It is the deep foundation of all the stories of lost paradises and voyages away from home. As the moon controls the tides, balances the earth’s motion by its gravitational pull, so the sense of what is lost pervades every serious, every heart-involving moment of our lives. It is a beautifully worked conceit, a fertile metaphor. The story of a child lost and found is a way of sounding the depths of human imagination, as if all our longing and emotional pain were a consequence of some buried sense of being separated from a home that we can’t ever ­remember. If tragedy is the attempt to tell the story of loss without collapse, all story­telling has some dimension of the tragic, reaching for what is for ever separated by the “gap of time”.

Winterson’s text is full of metaphorical riches. She writes with acute visual sensibility (from the first pages, with their description of a hailstorm in a city street) and this is one of the book’s best things. There are also plenty of incidental felicities: Xeno is designing a game in which time can be arrested, put on hold, accelerated, and so on, and the narrative exhibits something of this shuttling and mixing – most effectively in the 130-page pause between the moment when Milo (Shakespeare’s Mamilius, Leo’s and MiMi’s son) slips away from his father at an airport and the fatal accident that follows. In the play, Mamilius’s death is a disturbing silence behind the rest of the drama, never alluded to, never healed or reconciled; here, Milo’s absence in this long “gap of time” sustains a pedal of unease that has rather the same effect and the revelation of his death, picking up the narrative exactly where it had broken off, is both unsurprising and shocking.
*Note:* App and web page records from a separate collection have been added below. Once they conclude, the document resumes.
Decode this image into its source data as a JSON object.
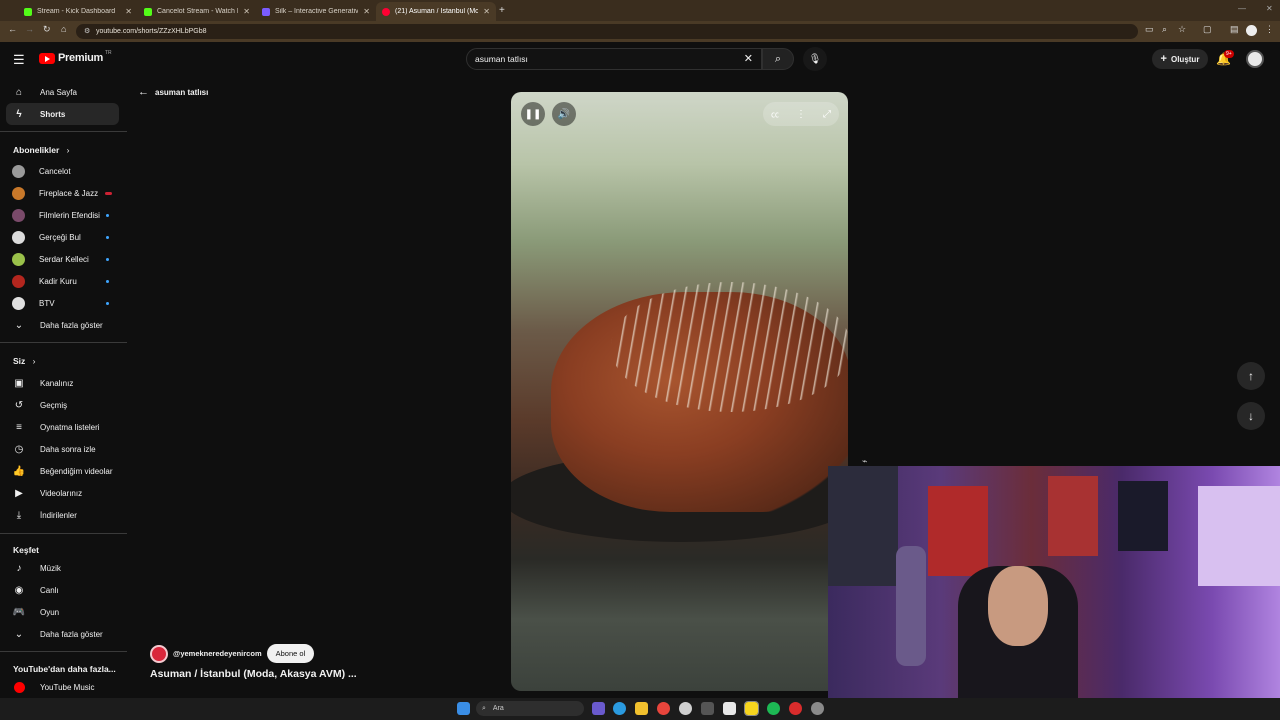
{
  "browser": {
    "tabs": [
      {
        "title": "Stream - Kick Dashboard",
        "favicon_color": "#53fc18"
      },
      {
        "title": "Cancelot Stream - Watch Live o...",
        "favicon_color": "#53fc18"
      },
      {
        "title": "Silk – Interactive Generative Art",
        "favicon_color": "#7a5cff"
      },
      {
        "title": "(21) Asuman / İstanbul (Moda,...",
        "favicon_color": "#ff0033"
      }
    ],
    "url": "youtube.com/shorts/ZZzXHLbPGb8"
  },
  "header": {
    "logo_text": "Premium",
    "country_code": "TR",
    "search_value": "asuman tatlısı",
    "create_label": "Oluştur",
    "notification_count": "9+"
  },
  "sidebar": {
    "main": [
      {
        "label": "Ana Sayfa",
        "icon": "home-icon"
      },
      {
        "label": "Shorts",
        "icon": "shorts-icon"
      }
    ],
    "subscriptions_title": "Abonelikler",
    "subscriptions": [
      {
        "label": "Cancelot",
        "color": "#9a9a9a",
        "badge": "none"
      },
      {
        "label": "Fireplace & Jazz",
        "color": "#c8782a",
        "badge": "live"
      },
      {
        "label": "Filmlerin Efendisi",
        "color": "#7a4a6a",
        "badge": "new"
      },
      {
        "label": "Gerçeği Bul",
        "color": "#dcdcdc",
        "badge": "new"
      },
      {
        "label": "Serdar Kelleci",
        "color": "#9ac14a",
        "badge": "new"
      },
      {
        "label": "Kadir Kuru",
        "color": "#b3261e",
        "badge": "new"
      },
      {
        "label": "BTV",
        "color": "#e0e0e0",
        "badge": "new"
      }
    ],
    "subscriptions_more": "Daha fazla göster",
    "you_title": "Siz",
    "you": [
      {
        "label": "Kanalınız",
        "icon": "channel-icon"
      },
      {
        "label": "Geçmiş",
        "icon": "history-icon"
      },
      {
        "label": "Oynatma listeleri",
        "icon": "playlist-icon"
      },
      {
        "label": "Daha sonra izle",
        "icon": "watch-later-icon"
      },
      {
        "label": "Beğendiğim videolar",
        "icon": "like-icon"
      },
      {
        "label": "Videolarınız",
        "icon": "videos-icon"
      },
      {
        "label": "İndirilenler",
        "icon": "download-icon"
      }
    ],
    "explore_title": "Keşfet",
    "explore": [
      {
        "label": "Müzik",
        "icon": "music-icon"
      },
      {
        "label": "Canlı",
        "icon": "live-icon"
      },
      {
        "label": "Oyun",
        "icon": "gaming-icon"
      }
    ],
    "explore_more": "Daha fazla göster",
    "more_title": "YouTube'dan daha fazla...",
    "more": [
      {
        "label": "YouTube Music",
        "icon": "youtube-music-icon"
      }
    ]
  },
  "shorts": {
    "back_label": "asuman tatlısı",
    "channel_handle": "@yemekneredeyenircom",
    "subscribe_label": "Abone ol",
    "title": "Asuman / İstanbul (Moda, Akasya AVM) ..."
  },
  "taskbar": {
    "search_placeholder": "Ara"
  }
}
Recurrent motifs are handled with subtlety, especially the theme of “falling”; a song of MiMi’s alludes to Gérard de Nerval’s image of an angel falling into the gap between houses in Paris, not being able to fly away without destroying the street and withering into death. The convergence and crucial difference between falling and failing, falling in love and the “fall” of the human race – all these are woven together hauntingly, reflecting, perhaps, Shakespeare’s exploration in the play of Leontes’s terror of the physical, of the final fall into time and flesh that unreserved love represents.

A book of considerable beauty, then, if not without its problems. MiMi somehow lacks the full angry dignity of Hermione and Leo is a bit too much of a caricature of the heartless, hyper-masculine City trader. His psychoanalyst is a cartoon figure and Pauline’s Yiddish folksiness – although flagged in the text as consciously exaggerated – is a bit overdone.

How a contemporary version can fully handle the pitch of the uncanny in Shakespeare’s final scene, with the “reanimation” of Hermione, is anyone’s guess (the Bible is not wrong to associate the earliest story of the resurrection with terror as much as joy). Winterson does a valiant job and passes seamlessly into a moving and intensely suggestive ending but I was not quite convinced on first reading that her reanimation had done justice to the original.

However, weigh against this the real success of the New Bohemia scenes as a thoroughly convincing modern “pastoral” and the equally successful use of Xeno’s creation of virtual worlds in his games as a way of underlining Shakespeare’s strong hints in the play that art, with its aura of transgression, excess, forbidden magic, and so on, may be our only route to nature. Dream, surprise and new creation are what tell us what is actually there, if only we could see. Winterson’s fiction is a fine invitation into this deeply Shakespearean vision of imagination as the best kind of truth-telling.

Rowan Williams is a New Statesman contributing writer. His most recent book is “The Edge of Words: God and the Habits of Language” (Bloomsbury). The Gap of Time by Jeanette Winterson is published by Vintage (320pp, £16.99)

Rowan Williams is an Anglican prelate, theologian and poet, who was Archbishop of Canterbury from 2002 to 2012. He writes on books for the New Statesman

This article first appeared in the 01 October 2015 issue of the New Statesman, The Tory tide